Day 28: Is this really the rise of American fascism? (7/7 on Donald Trump)

The 45th (and perhaps last?) President of the United States

We’ve seen it everywhere: from Vox’s claim that authoritarianism is on the rise to Cracked’s frightening comparisons between our president and the infamous former chancellor of Germany.

Personally? I don’t know… but I am questioning it.

I think the better question to ask is: how would you know?

“Outside of a dog, a book is a man’s best friend. Inside of a dog, it’s too hard to read.”
-Groucho Marx

Did the citizens of Germany, Japan, or Italy know they were in a fascist society in the 1930s? Were the people of Cold War era Soviet Union or China aware they were in a totalitarian society?

Is the use of ‘fascism’ mutually agreed upon across societies, or is it all propaganda? After this last election, I’m inclined to think designations of fascism are applied more for political than academic intentions.

Most importantly: is it possible to know that you’re in a fascist society … if you support it? First, let’s go with a classic definition of fascism. I’m going with the first one from Merriam-Webster:

“a political philosophy, movement, or regime (as that of the Fascisti) that exalts nation and often race above the individual and that stands for a centralized autocratic government headed by a dictatorial leader, severe economic and social regimentation, and forcible suppression of opposition”

Let’s break this down into a list, because lists are awesome:

Fascism is defined by:

  1. The exaltation of nation (and race) above the individual
  2. A centralized, autocratic government with a dictatorial leader
  3. Severe economic and social regimentation
  4. Forcible suppression of opposition

Analysis: Despite a very … eventful start to this administration, I think it’s too early to say. Presidents often start their first term by executing their agenda, laying out 100 day plans and what not.

In truth, they get at least 18 months to govern, right until midterm elections begin to distract politicians from their duties and back to their constituents.

To me, what defines a fascist government is how it responds to its dissenters. The Women’s March on January 21 did not aim to reverse decisions or start a revolution, but to assert that the rest of the county needed to be heard.

Were the participants suppressed, dismissed, or acknowledged? 
If they suppress, we must resist. 
If they dismiss, we must insist. 
If they acknowledge, we must respect.

As difficult as the task may be, we must pay attention to our government now more than ever. My hope is that the Trump administration will honor his promise on election night to represent all Americans. Past presidents have understood the importance of compromise — will this one?

Otherwise, they’ll have to deal with an opposition that will continue to exercise its voice and create headaches for months to come.

Until they take that right away, too. If this is indeed the rise of American fascism, we must take action to abate it before we no longer can.

“Hope for a better world, hope for a better tomorrow, hope for a better place to come to if the pressures at home are too great.
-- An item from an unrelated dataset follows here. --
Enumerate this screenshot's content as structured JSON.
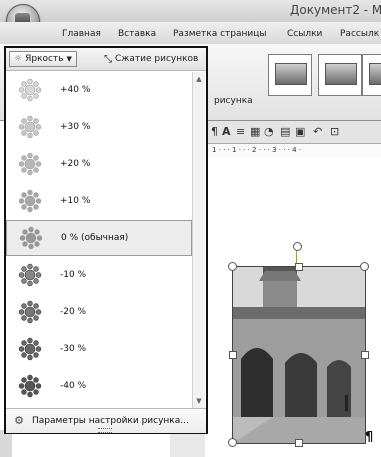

Hope that all will be all right. Without hope, not only are the gays, but the blacks, the seniors, the handicapped, the ‘us-es.’ The ‘us-es’ will give up.” — Harvey Milk

-Lee

PS: If you got this far and have read all 7 of my posts this week on Trump — thank you! I hope it was helpful for you as it was for me to work through some of these feelings and ideas. Cheers!